Thursday, June 25, 2020This article by UNT System Chancellor Lesa Roe was published in the Fort Worth Star-Telegram as an op-ed.
This article by UNT System Chancellor Lesa Roe was published in the Fort Worth Star-Telegram as an op-ed.
If there’s one thing we’ve learned as America stumbles across the midway point of this most challenging year, it’s that change is necessary. And when it comes to changing the narrative on racism in America, higher education and the diverse students on campuses across Texas can help create a new tomorrow.
Adaptability has enabled Texas universities to continue educating students during the coronavirus pandemic. We have responded with a resounding can-do effort that will improve educational delivery and campus safety for decades to come. Now, we must evolve in order to fight systemic racism, not only on college campuses but also in our communities and across our country, as we help shape future leaders.
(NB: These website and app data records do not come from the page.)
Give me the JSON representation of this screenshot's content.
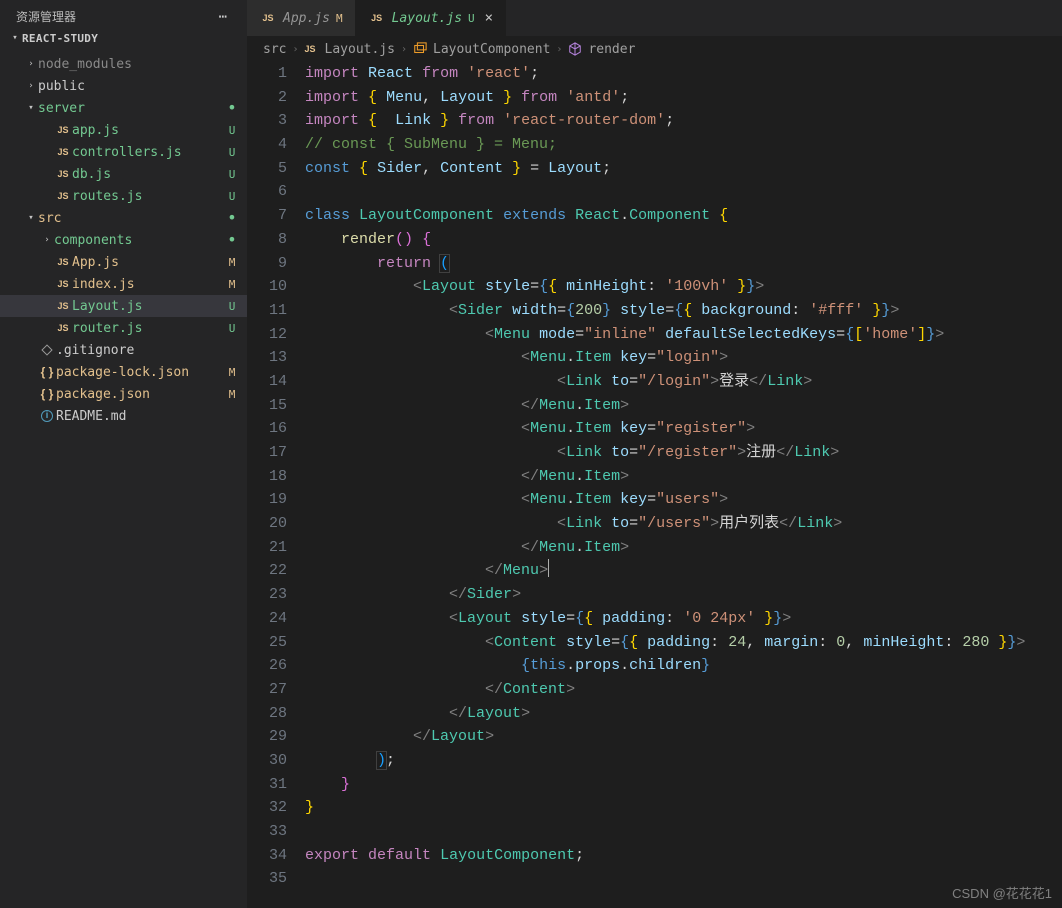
{
  "explorer": {
    "title": "资源管理器",
    "project": "REACT-STUDY",
    "tree": [
      {
        "type": "folder",
        "label": "node_modules",
        "indent": 1,
        "open": false,
        "cls": "dim"
      },
      {
        "type": "folder",
        "label": "public",
        "indent": 1,
        "open": false
      },
      {
        "type": "folder",
        "label": "server",
        "indent": 1,
        "open": true,
        "cls": "grn",
        "status": "dot"
      },
      {
        "type": "js",
        "label": "app.js",
        "indent": 2,
        "cls": "grn",
        "status": "U"
      },
      {
        "type": "js",
        "label": "controllers.js",
        "indent": 2,
        "cls": "grn",
        "status": "U"
      },
      {
        "type": "js",
        "label": "db.js",
        "indent": 2,
        "cls": "grn",
        "status": "U"
      },
      {
        "type": "js",
        "label": "routes.js",
        "indent": 2,
        "cls": "grn",
        "status": "U"
      },
      {
        "type": "folder",
        "label": "src",
        "indent": 1,
        "open": true,
        "cls": "yel",
        "status": "dot"
      },
      {
        "type": "folder",
        "label": "components",
        "indent": 2,
        "open": false,
        "cls": "grn",
        "status": "dot"
      },
      {
        "type": "js",
        "label": "App.js",
        "indent": 2,
        "cls": "yel",
        "status": "M"
      },
      {
        "type": "js",
        "label": "index.js",
        "indent": 2,
        "cls": "yel",
        "status": "M"
      },
      {
        "type": "js",
        "label": "Layout.js",
        "indent": 2,
        "cls": "grn",
        "status": "U",
        "sel": true
      },
      {
        "type": "js",
        "label": "router.js",
        "indent": 2,
        "cls": "grn",
        "status": "U"
      },
      {
        "type": "git",
        "label": ".gitignore",
        "indent": 1
      },
      {
        "type": "json",
        "label": "package-lock.json",
        "indent": 1,
        "cls": "yel",
        "status": "M"
      },
      {
        "type": "json",
        "label": "package.json",
        "indent": 1,
        "cls": "yel",
        "status": "M"
      },
      {
        "type": "md",
        "label": "README.md",
        "indent": 1
      }
    ]
  },
  "tabs": [
    {
      "icon": "js",
      "name": "App.js",
      "status": "M",
      "active": false
    },
    {
      "icon": "js",
      "name": "Layout.js",
      "status": "U",
      "active": true,
      "close": true
    }
  ],
  "breadcrumb": [
    {
      "text": "src"
    },
    {
      "icon": "js",
      "text": "Layout.js"
    },
    {
      "icon": "class",
      "text": "LayoutComponent"
    },
    {
      "icon": "cube",
      "text": "render"
    }
  ],
  "lines": 35,
  "code": [
    "<span class='k-pur'>import</span> <span class='k-var'>React</span> <span class='k-pur'>from</span> <span class='k-str'>'react'</span>;",
    "<span class='k-pur'>import</span> <span class='k-br3'>{</span> <span class='k-var'>Menu</span>, <span class='k-var'>Layout</span> <span class='k-br3'>}</span> <span class='k-pur'>from</span> <span class='k-str'>'antd'</span>;",
    "<span class='k-pur'>import</span> <span class='k-br3'>{</span>  <span class='k-var'>Link</span> <span class='k-br3'>}</span> <span class='k-pur'>from</span> <span class='k-str'>'react-router-dom'</span>;",
    "<span class='k-com'>// const { SubMenu } = Menu;</span>",
    "<span class='k-blu'>const</span> <span class='k-br3'>{</span> <span class='k-var'>Sider</span>, <span class='k-var'>Content</span> <span class='k-br3'>}</span> = <span class='k-var'>Layout</span>;",
    "",
    "<span class='k-blu'>class</span> <span class='k-grn'>LayoutComponent</span> <span class='k-blu'>extends</span> <span class='k-grn'>React</span>.<span class='k-grn'>Component</span> <span class='k-br3'>{</span>",
    "    <span class='k-yel'>render</span><span class='k-brc'>()</span> <span class='k-brc'>{</span>",
    "        <span class='k-pur'>return</span> <span class='k-br2' style='outline:1px solid #404040'>(</span>",
    "            <span class='k-gry'>&lt;</span><span class='k-grn'>Layout</span> <span class='k-var'>style</span>=<span class='k-blu'>{</span><span class='k-br3'>{</span> <span class='k-var'>minHeight</span><span class='k-wht'>:</span> <span class='k-str'>'100vh'</span> <span class='k-br3'>}</span><span class='k-blu'>}</span><span class='k-gry'>&gt;</span>",
    "                <span class='k-gry'>&lt;</span><span class='k-grn'>Sider</span> <span class='k-var'>width</span>=<span class='k-blu'>{</span><span class='k-num'>200</span><span class='k-blu'>}</span> <span class='k-var'>style</span>=<span class='k-blu'>{</span><span class='k-br3'>{</span> <span class='k-var'>background</span><span class='k-wht'>:</span> <span class='k-str'>'#fff'</span> <span class='k-br3'>}</span><span class='k-blu'>}</span><span class='k-gry'>&gt;</span>",
    "                    <span class='k-gry'>&lt;</span><span class='k-grn'>Menu</span> <span class='k-var'>mode</span>=<span class='k-str'>\"inline\"</span> <span class='k-var'>defaultSelectedKeys</span>=<span class='k-blu'>{</span><span class='k-br3'>[</span><span class='k-str'>'home'</span><span class='k-br3'>]</span><span class='k-blu'>}</span><span class='k-gry'>&gt;</span>",
    "                        <span class='k-gry'>&lt;</span><span class='k-grn'>Menu</span><span class='k-wht'>.</span><span class='k-grn'>Item</span> <span class='k-var'>key</span>=<span class='k-str'>\"login\"</span><span class='k-gry'>&gt;</span>",
    "                            <span class='k-gry'>&lt;</span><span class='k-grn'>Link</span> <span class='k-var'>to</span>=<span class='k-str'>\"/login\"</span><span class='k-gry'>&gt;</span><span class='k-wht'>登录</span><span class='k-gry'>&lt;/</span><span class='k-grn'>Link</span><span class='k-gry'>&gt;</span>",
    "                        <span class='k-gry'>&lt;/</span><span class='k-grn'>Menu</span><span class='k-wht'>.</span><span class='k-grn'>Item</span><span class='k-gry'>&gt;</span>",
    "                        <span class='k-gry'>&lt;</span><span class='k-grn'>Menu</span><span class='k-wht'>.</span><span class='k-grn'>Item</span> <span class='k-var'>key</span>=<span class='k-str'>\"register\"</span><span class='k-gry'>&gt;</span>",
    "                            <span class='k-gry'>&lt;</span><span class='k-grn'>Link</span> <span class='k-var'>to</span>=<span class='k-str'>\"/register\"</span><span class='k-gry'>&gt;</span><span class='k-wht'>注册</span><span class='k-gry'>&lt;/</span><span class='k-grn'>Link</span><span class='k-gry'>&gt;</span>",
    "                        <span class='k-gry'>&lt;/</span><span class='k-grn'>Menu</span><span class='k-wht'>.</span><span class='k-grn'>Item</span><span class='k-gry'>&gt;</span>",
    "                        <span class='k-gry'>&lt;</span><span class='k-grn'>Menu</span><span class='k-wht'>.</span><span class='k-grn'>Item</span> <span class='k-var'>key</span>=<span class='k-str'>\"users\"</span><span class='k-gry'>&gt;</span>",
    "                            <span class='k-gry'>&lt;</span><span class='k-grn'>Link</span> <span class='k-var'>to</span>=<span class='k-str'>\"/users\"</span><span class='k-gry'>&gt;</span><span class='k-wht'>用户列表</span><span class='k-gry'>&lt;/</span><span class='k-grn'>Link</span><span class='k-gry'>&gt;</span>",
    "                        <span class='k-gry'>&lt;/</span><span class='k-grn'>Menu</span><span class='k-wht'>.</span><span class='k-grn'>Item</span><span class='k-gry'>&gt;</span>",
    "                    <span class='k-gry'>&lt;/</span><span class='k-grn'>Menu</span><span class='k-gry'>&gt;</span><span class='cursor'></span>",
    "                <span class='k-gry'>&lt;/</span><span class='k-grn'>Sider</span><span class='k-gry'>&gt;</span>",
    "                <span class='k-gry'>&lt;</span><span class='k-grn'>Layout</span> <span class='k-var'>style</span>=<span class='k-blu'>{</span><span class='k-br3'>{</span> <span class='k-var'>padding</span><span class='k-wht'>:</span> <span class='k-str'>'0 24px'</span> <span class='k-br3'>}</span><span class='k-blu'>}</span><span class='k-gry'>&gt;</span>",
    "                    <span class='k-gry'>&lt;</span><span class='k-grn'>Content</span> <span class='k-var'>style</span>=<span class='k-blu'>{</span><span class='k-br3'>{</span> <span class='k-var'>padding</span><span class='k-wht'>:</span> <span class='k-num'>24</span>, <span class='k-var'>margin</span><span class='k-wht'>:</span> <span class='k-num'>0</span>, <span class='k-var'>minHeight</span><span class='k-wht'>:</span> <span class='k-num'>280</span> <span class='k-br3'>}</span><span class='k-blu'>}</span><span class='k-gry'>&gt;</span>",
    "                        <span class='k-blu'>{</span><span class='k-blu'>this</span>.<span class='k-var'>props</span>.<span class='k-var'>children</span><span class='k-blu'>}</span>",
    "                    <span class='k-gry'>&lt;/</span><span class='k-grn'>Content</span><span class='k-gry'>&gt;</span>",
    "                <span class='k-gry'>&lt;/</span><span class='k-grn'>Layout</span><span class='k-gry'>&gt;</span>",
    "            <span class='k-gry'>&lt;/</span><span class='k-grn'>Layout</span><span class='k-gry'>&gt;</span>",
    "        <span class='k-br2' style='outline:1px solid #404040'>)</span>;",
    "    <span class='k-brc'>}</span>",
    "<span class='k-br3'>}</span>",
    "",
    "<span class='k-pur'>export</span> <span class='k-pur'>default</span> <span class='k-grn'>LayoutComponent</span>;",
    ""
  ],
  "watermark": "CSDN @花花花1"
}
All of higher education can serve as a catalyst for change, starting here. Texas ranks No. 2 nationally in federally designated Minority Serving Institutions, or MSIs, trailing only California. More than half of our 45,000 students across the University of North Texas System identify as minorities, and two of our institutions – the University of North Texas and the University of North Texas at Dallas – are designated as MSIs.
The recent deaths of George Floyd, Ahmaud Arbery, Breonna Taylor, and other Black Americans have shocked our nation, as we are once again reminded that racism affects people of color every day. We are proud of our students, faculty, and staff who have participated in peaceful Black Lives Matter protests and, despite the challenges of coronavirus, our universities are immersed in deep, meaningful, and often emotional discussions about racism.
UNT Dallas, with a student body that is nearly 80 percent Black or Hispanic, hosted a virtual speaker series earlier this month to advance discussions on race, equity, and diversity. Our students were engaged by leaders of color, including former Texas Education Agency and Texas Railroad Commissioner Michael Williams – the first Black Texan to hold a statewide elected executive office.
“Are young people engaged socially and politically?” Williams asked. “Are you committed to changing the narrative about America and working toward its betterment?”
By and large, our students are answering “yes” and demanding change. At our flagship campus in Denton, minority student organizations presented President Neal Smatresk with a list of diversity issues to address. Smatresk, to his credit, is listening, learning, and taking action.
Last week, UNT announced mandatory diversity training; pledged to develop strict guidelines for search processes; agreed to form a police advisory group on campus; and pledged to build a new multicultural center on campus.
In Fort Worth, UNT Health Science Center is also investing in diversity and has committed $1 million to fund a new team charged with redefining solutions for equity on its campus and in the community. Similar to its strong public health leadership in Fort Worth during the COVID-19 pandemic, HSC intends to approach racism in Tarrant County as a public health crisis.
Higher education must also engage with diverse leaders to help us better understand how racism impacts students of color and how we can be a catalyst for change. Ron Kirk, the first Black mayor of Dallas, visited with UNT System officials recently. He expressed his pain, along with reasons for optimism.
“There is no better laboratory for intellectual freedom than a college campus,” Kirk said.
Indeed, students across the state are motivated to make it clear that racism will not be tolerated. We stand with our students. Together, we can convince those who profess a commitment to social justice to go beyond that initial telephone call, email, statement, or forum and truly become change agents who will create a future of justice, equity, inclusion, and the confirmation of humanity.